Then my wife purchased an iPad for my last birthday. I checked out the ebook options. There were limitless. Trouble was, the iPad as so heavy. (I have and iPad 1, but even the iPad 2 is weighty.) Meanwhile, my reading had picked up. I am addicted to several young adult series. My latest favorite is Leviathan by Scott Westerfeld.

Much like other YA books, this one is a tome. Reading it makes my arms hurt. I tend to read in bed with the book held above me. So my mind drifted back to ereaders. I checked the whole spectrum. I didn’t need all the fancy web-browsing and apps. (I have an iPad, after all). What I wanted was a basic ereader that was very light. Enter the Nook.

I adore this product. The eink is amazing. It reads just like my paper book. The buttons make page turning easy and my arms never grow tired. Finally, it’s created a renaissance in reading for me. Just as the iPod revitalized my love of music, so has the Nook spurned me to be a more voracious reader.

Long live the ereader.

Tim Kane

Life Without Amazon

My New Years’ resolution is to shop, as often as possible, away from Amazon. Why? As an author, I’ve noticed some less than savory practices from this corporate giant lately. It seems that the fellas over at the longest river bookstore are leveraging their power to crush and manipulate consumers and authors.

Amazon launched its KDP Select program for authors selling ebooks through its site. They threw out offers like a $500,000 pool of cash. Also a monthly income of $7,500. It all sounds great until you read the fine print. By signing up, the author cannot sell his/her book anywhere else (including a personal website). Also this pool of cash is based on the percentage of sales of all ebooks that month. So, unless you’re a top ten author, your take could easily be pennies. Plus, you’ve cut off any sales from other websites. Add to that the fact that Amazon has moved the link to opt out and you’ve got a massive ebook collection for them and a lot of starving writers.

Now, let’s look at Amazon’s price check app. This little goodie was a one day rollout where customers were encouraged to enter a brick and mortar store, take a picture of a product, and then buy it through Amazon. The incentive…?  Amazon gave customers a $5 price break.

As both a customer and a writer I was maddened. Yet, why did I continue to shop Amazon? Mostly, it boiled down to laziness. Amazon’s site was just so easy to use. I made it a priority to branch out. Inconvenience myself a little bit.

Fist off, books. I admit, I had already downloaded some ebooks through the kindle app. Loved it. But it turns out there are plenty of other sites out there willing to sell an ebook. I just bought a Nook and I have to say, the reading experience is superior. For dead-tree-books, I have to rely on the Barnes and Noble chain (as it’s the only bookstore in my city).
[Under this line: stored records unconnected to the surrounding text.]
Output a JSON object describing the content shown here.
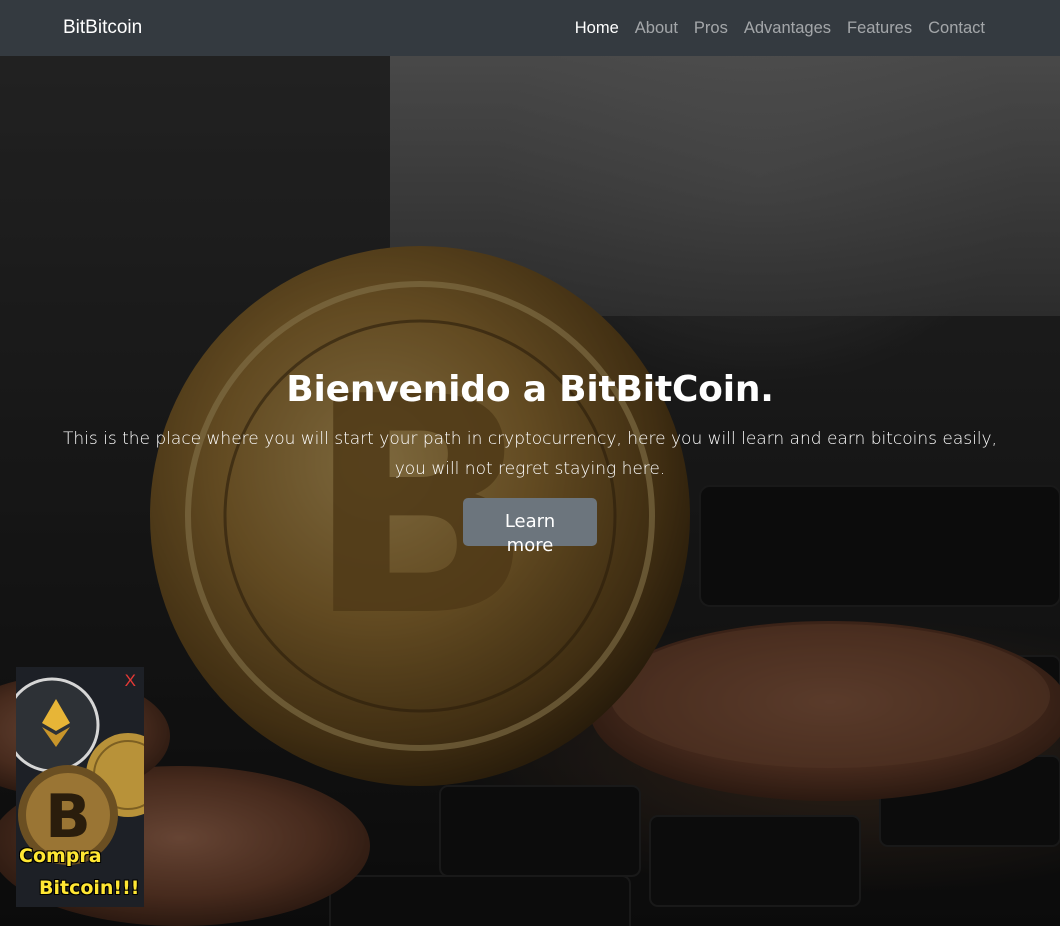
{
  "navbar": {
    "brand": "BitBitcoin",
    "links": [
      {
        "label": "Home",
        "active": true
      },
      {
        "label": "About",
        "active": false
      },
      {
        "label": "Pros",
        "active": false
      },
      {
        "label": "Advantages",
        "active": false
      },
      {
        "label": "Features",
        "active": false
      },
      {
        "label": "Contact",
        "active": false
      }
    ]
  },
  "hero": {
    "title": "Bienvenido a BitBitCoin.",
    "subtitle": "This is the place where you will start your path in cryptocurrency, here you will learn and earn bitcoins easily, you will not regret staying here.",
    "button_label": "Learn more",
    "background_icon": "bitcoin-coin-on-keyboard-image"
  },
  "ad": {
    "close_label": "X",
    "line1": "Compra",
    "line2": "Bitcoin!!!",
    "icons": [
      "ethereum-coin-icon",
      "ripple-coin-icon",
      "bitcoin-coin-icon"
    ]
  },
  "colors": {
    "navbar_bg": "#343a40",
    "button_bg": "#6c757d",
    "ad_text": "#ffe733",
    "ad_close": "#e53935"
  }
}
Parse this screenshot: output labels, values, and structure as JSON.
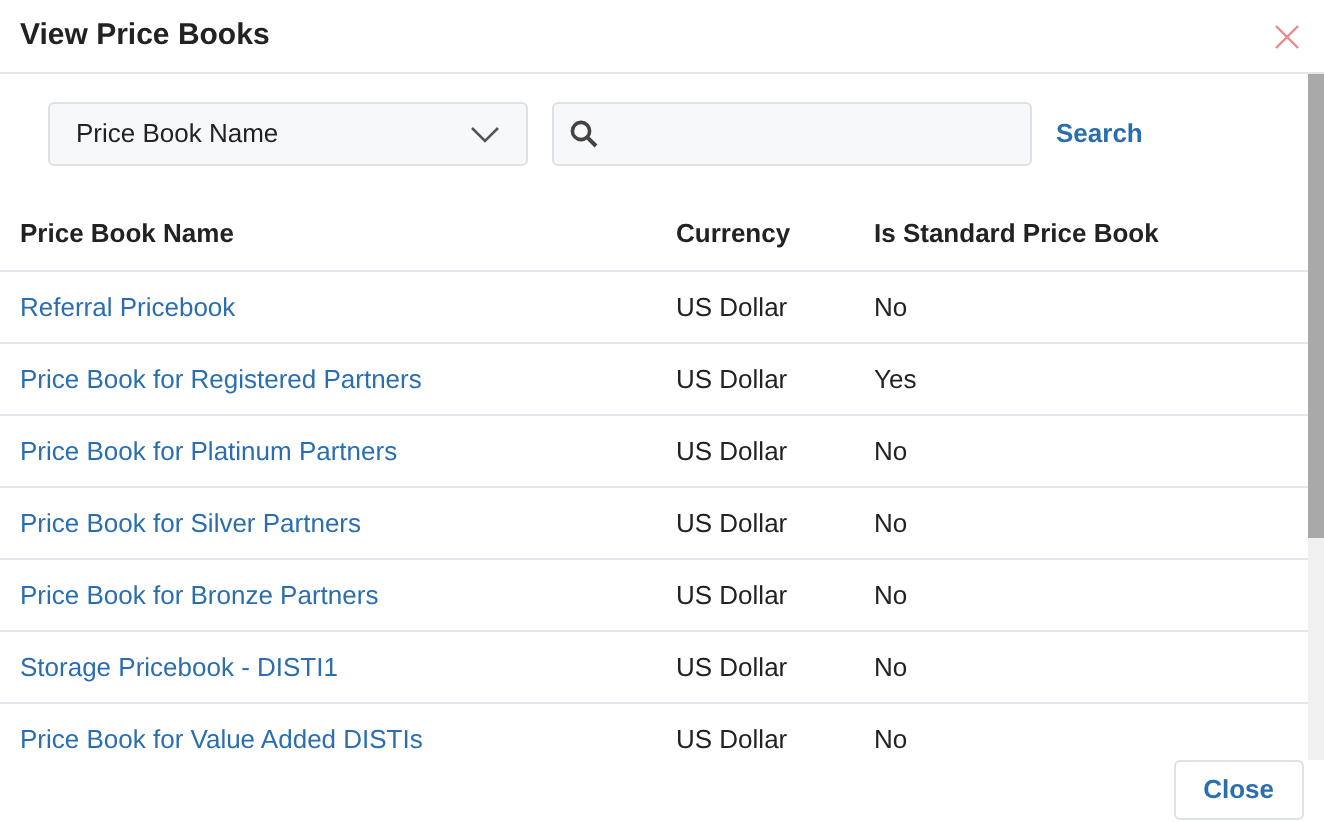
{
  "dialog": {
    "title": "View Price Books"
  },
  "filter": {
    "field": "Price Book Name",
    "search_button": "Search"
  },
  "table": {
    "columns": [
      "Price Book Name",
      "Currency",
      "Is Standard Price Book"
    ],
    "rows": [
      {
        "name": "Referral Pricebook",
        "currency": "US Dollar",
        "is_standard": "No"
      },
      {
        "name": "Price Book for Registered Partners",
        "currency": "US Dollar",
        "is_standard": "Yes"
      },
      {
        "name": "Price Book for Platinum Partners",
        "currency": "US Dollar",
        "is_standard": "No"
      },
      {
        "name": "Price Book for Silver Partners",
        "currency": "US Dollar",
        "is_standard": "No"
      },
      {
        "name": "Price Book for Bronze Partners",
        "currency": "US Dollar",
        "is_standard": "No"
      },
      {
        "name": "Storage Pricebook - DISTI1",
        "currency": "US Dollar",
        "is_standard": "No"
      },
      {
        "name": "Price Book for Value Added DISTIs",
        "currency": "US Dollar",
        "is_standard": "No"
      }
    ]
  },
  "footer": {
    "close_button": "Close"
  }
}
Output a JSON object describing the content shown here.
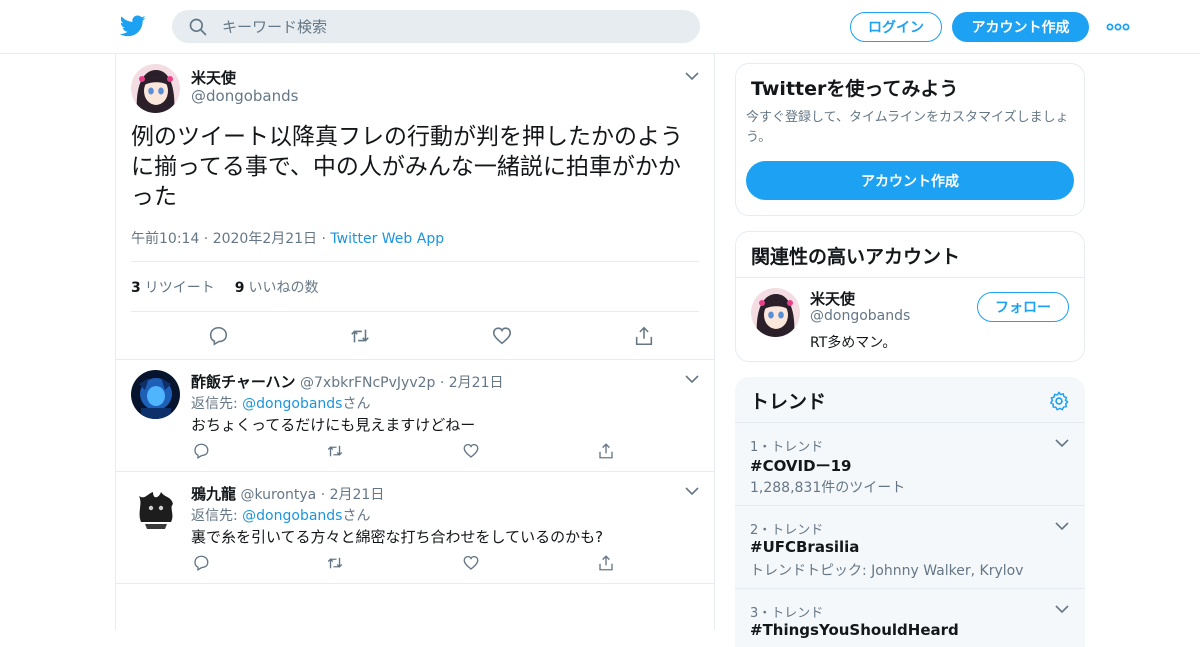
{
  "header": {
    "search_placeholder": "キーワード検索",
    "login_label": "ログイン",
    "signup_label": "アカウント作成"
  },
  "colors": {
    "accent": "#1da1f2",
    "link": "#1b95e0",
    "muted": "#657786"
  },
  "tweet": {
    "name": "米天使",
    "handle": "@dongobands",
    "text": "例のツイート以降真フレの行動が判を押したかのように揃ってる事で、中の人がみんな一緒説に拍車がかかった",
    "time": "午前10:14 · 2020年2月21日 · ",
    "source": "Twitter Web App",
    "retweets_count": "3",
    "retweets_label": "リツイート",
    "likes_count": "9",
    "likes_label": "いいねの数"
  },
  "replies": [
    {
      "name": "酢飯チャーハン",
      "handle_date": "@7xbkrFNcPvJyv2p · 2月21日",
      "reply_to_prefix": "返信先: ",
      "reply_to_handle": "@dongobands",
      "reply_to_suffix": "さん",
      "text": "おちょくってるだけにも見えますけどねー"
    },
    {
      "name": "鴉九龍",
      "handle_date": "@kurontya · 2月21日",
      "reply_to_prefix": "返信先: ",
      "reply_to_handle": "@dongobands",
      "reply_to_suffix": "さん",
      "text": "裏で糸を引いてる方々と綿密な打ち合わせをしているのかも?"
    }
  ],
  "sidebar": {
    "try": {
      "title": "Twitterを使ってみよう",
      "desc": "今すぐ登録して、タイムラインをカスタマイズしましょう。",
      "button": "アカウント作成"
    },
    "related": {
      "title": "関連性の高いアカウント",
      "name": "米天使",
      "handle": "@dongobands",
      "bio": "RT多めマン。",
      "follow": "フォロー"
    },
    "trends": {
      "title": "トレンド",
      "items": [
        {
          "meta": "1・トレンド",
          "tag": "#COVIDー19",
          "sub": "1,288,831件のツイート"
        },
        {
          "meta": "2・トレンド",
          "tag": "#UFCBrasilia",
          "sub": "トレンドトピック: Johnny Walker, Krylov"
        },
        {
          "meta": "3・トレンド",
          "tag": "#ThingsYouShouldHeard",
          "sub": ""
        }
      ]
    }
  }
}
Then came the wish list. Now I tried other sites like wishlistr. Frankly they sucked. Amazon simply has the best wish list. Even Barnes and Noble was cumbersome to use. So I decided to work in reverse. I’ll keep my lists up in Amazon, but buy from other stores. I use the wish list mostly as a bookmark anyway.

So if you’re trying to quit Amazon, it is possible. Yeah, you might pay a bit more. Plus you’ll have to say toodle loo to the $25 free shipping. No one said supporting authors would be easy.

Tim Kane